## [HOW TO COMPLETE THIS TASK]
For the records below, say how many lines contain the string "上海市推进". Give the number only.

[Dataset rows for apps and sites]
───
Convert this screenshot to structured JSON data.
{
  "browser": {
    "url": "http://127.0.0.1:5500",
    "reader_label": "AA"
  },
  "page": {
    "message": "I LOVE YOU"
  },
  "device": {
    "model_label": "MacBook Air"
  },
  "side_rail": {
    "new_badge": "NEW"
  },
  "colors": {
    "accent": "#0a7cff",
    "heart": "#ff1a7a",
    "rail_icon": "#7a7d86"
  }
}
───
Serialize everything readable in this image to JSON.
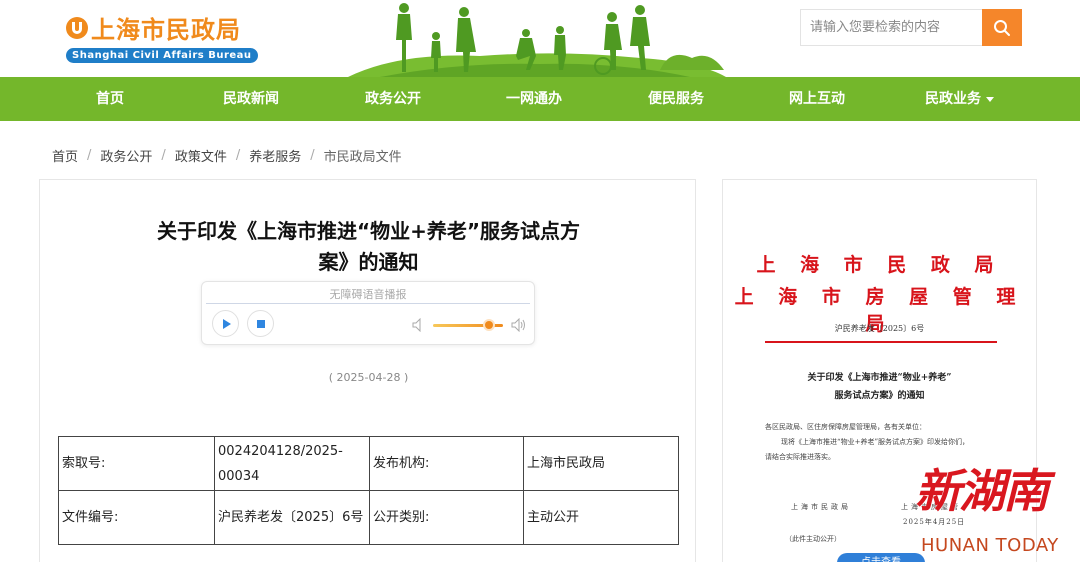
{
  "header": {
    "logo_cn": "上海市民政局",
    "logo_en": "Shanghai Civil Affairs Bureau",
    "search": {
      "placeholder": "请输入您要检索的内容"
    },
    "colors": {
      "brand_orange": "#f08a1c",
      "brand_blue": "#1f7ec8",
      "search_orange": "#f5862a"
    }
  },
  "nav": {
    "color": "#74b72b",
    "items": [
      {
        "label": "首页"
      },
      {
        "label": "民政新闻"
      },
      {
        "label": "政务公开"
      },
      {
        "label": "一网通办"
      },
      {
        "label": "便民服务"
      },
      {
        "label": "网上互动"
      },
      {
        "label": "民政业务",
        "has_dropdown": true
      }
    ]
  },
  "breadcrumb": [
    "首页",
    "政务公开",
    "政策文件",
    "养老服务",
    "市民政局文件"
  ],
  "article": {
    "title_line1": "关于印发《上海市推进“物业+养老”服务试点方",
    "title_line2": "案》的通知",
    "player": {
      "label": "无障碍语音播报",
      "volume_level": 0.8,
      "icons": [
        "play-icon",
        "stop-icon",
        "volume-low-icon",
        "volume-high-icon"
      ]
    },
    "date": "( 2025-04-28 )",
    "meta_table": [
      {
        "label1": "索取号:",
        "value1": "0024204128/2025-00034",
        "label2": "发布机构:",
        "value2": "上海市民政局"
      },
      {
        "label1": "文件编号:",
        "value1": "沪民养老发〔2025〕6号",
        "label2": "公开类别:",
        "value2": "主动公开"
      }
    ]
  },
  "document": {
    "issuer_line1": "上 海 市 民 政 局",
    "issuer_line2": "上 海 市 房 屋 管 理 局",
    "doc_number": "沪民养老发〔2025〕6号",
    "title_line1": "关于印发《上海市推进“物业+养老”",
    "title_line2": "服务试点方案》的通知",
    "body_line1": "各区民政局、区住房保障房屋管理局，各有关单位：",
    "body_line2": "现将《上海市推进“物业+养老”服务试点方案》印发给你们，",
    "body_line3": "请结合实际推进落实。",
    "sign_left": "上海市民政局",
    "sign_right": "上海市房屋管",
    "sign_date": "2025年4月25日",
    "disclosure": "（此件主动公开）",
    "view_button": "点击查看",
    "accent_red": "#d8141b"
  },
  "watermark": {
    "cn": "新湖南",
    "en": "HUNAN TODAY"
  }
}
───
## [COMPLETED EXERCISE]
3